Data supplied START
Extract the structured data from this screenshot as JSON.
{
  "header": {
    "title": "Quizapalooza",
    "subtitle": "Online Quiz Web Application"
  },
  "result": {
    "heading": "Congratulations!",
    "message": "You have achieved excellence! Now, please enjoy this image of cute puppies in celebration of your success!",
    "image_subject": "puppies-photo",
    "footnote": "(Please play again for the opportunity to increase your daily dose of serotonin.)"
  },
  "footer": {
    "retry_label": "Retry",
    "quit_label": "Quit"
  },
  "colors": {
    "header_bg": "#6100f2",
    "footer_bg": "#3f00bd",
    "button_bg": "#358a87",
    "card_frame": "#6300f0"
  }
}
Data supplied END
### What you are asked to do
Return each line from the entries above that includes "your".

### Response for this exercise
    "message": "You have achieved excellence! Now, please enjoy this image of cute puppies in celebration of your success!",
    "footnote": "(Please play again for the opportunity to increase your daily dose of serotonin.)"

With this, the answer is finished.